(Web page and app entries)

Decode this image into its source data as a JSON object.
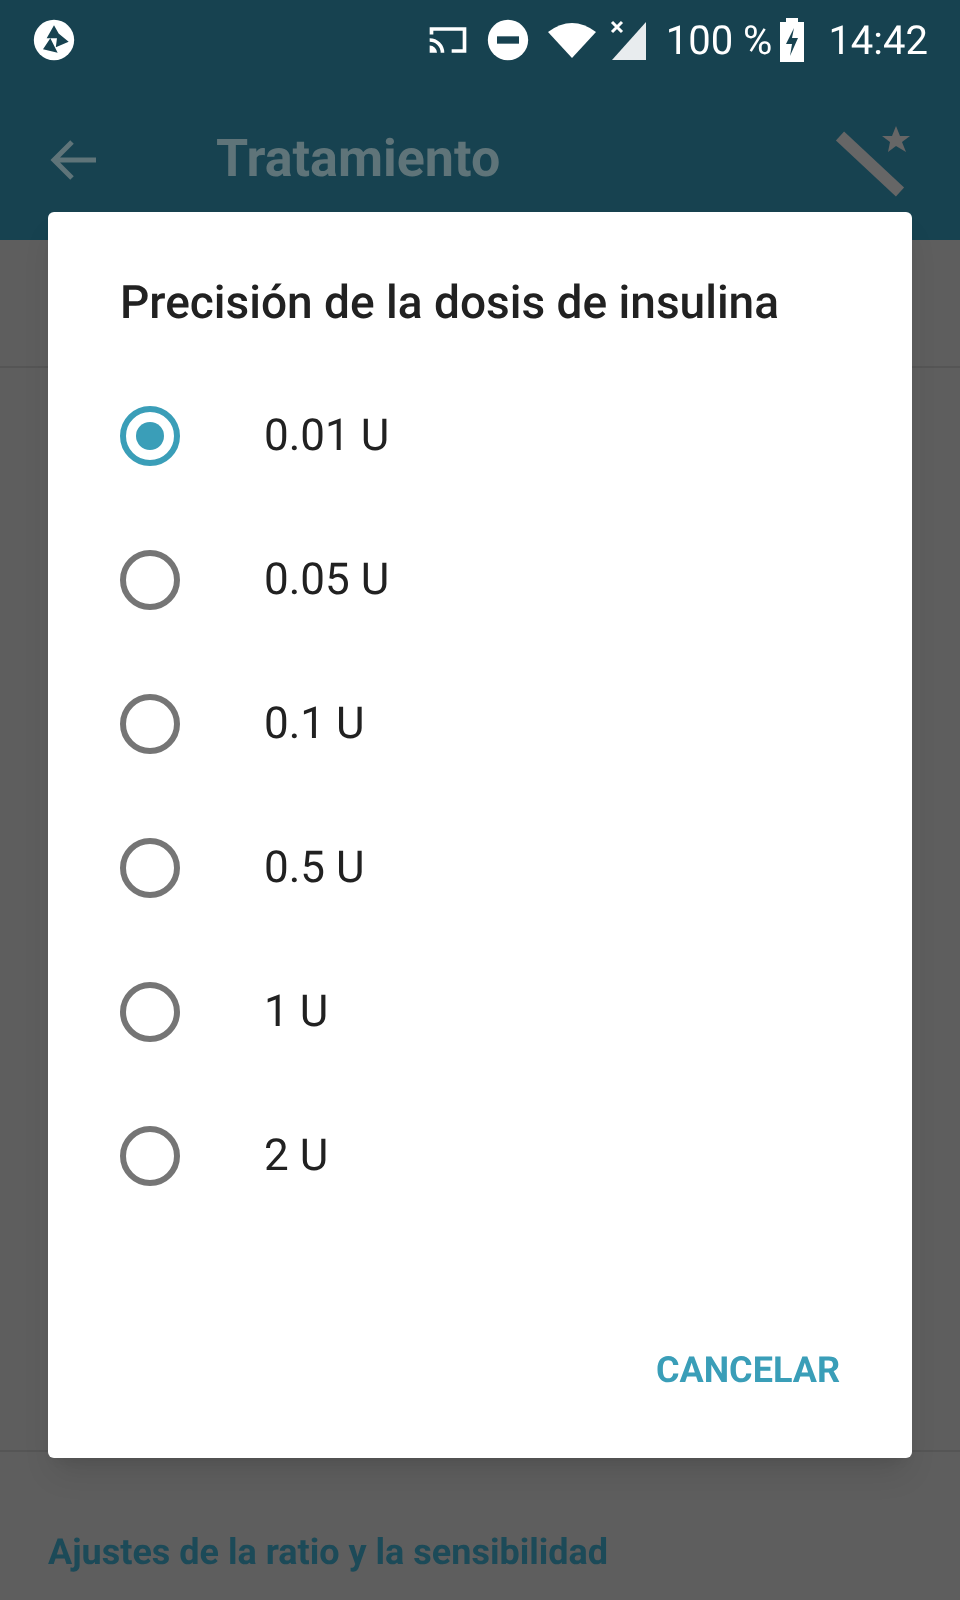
{
  "status_bar": {
    "battery": "100 %",
    "time": "14:42"
  },
  "app_bar": {
    "title": "Tratamiento"
  },
  "background": {
    "section_header": "Ajustes de la ratio y la sensibilidad"
  },
  "dialog": {
    "title": "Precisión de la dosis de insulina",
    "options": [
      {
        "label": "0.01 U",
        "selected": true
      },
      {
        "label": "0.05 U",
        "selected": false
      },
      {
        "label": "0.1 U",
        "selected": false
      },
      {
        "label": "0.5 U",
        "selected": false
      },
      {
        "label": "1 U",
        "selected": false
      },
      {
        "label": "2 U",
        "selected": false
      }
    ],
    "buttons": [
      "CANCELAR"
    ]
  }
}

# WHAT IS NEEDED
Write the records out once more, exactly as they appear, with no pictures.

# ANSWER TO THIS PROBLEM
Decode this image into its source data as a JSON object.
{
  "status_bar": {
    "battery": "100 %",
    "time": "14:42"
  },
  "app_bar": {
    "title": "Tratamiento"
  },
  "background": {
    "section_header": "Ajustes de la ratio y la sensibilidad"
  },
  "dialog": {
    "title": "Precisión de la dosis de insulina",
    "options": [
      {
        "label": "0.01 U",
        "selected": true
      },
      {
        "label": "0.05 U",
        "selected": false
      },
      {
        "label": "0.1 U",
        "selected": false
      },
      {
        "label": "0.5 U",
        "selected": false
      },
      {
        "label": "1 U",
        "selected": false
      },
      {
        "label": "2 U",
        "selected": false
      }
    ],
    "buttons": [
      "CANCELAR"
    ]
  }
}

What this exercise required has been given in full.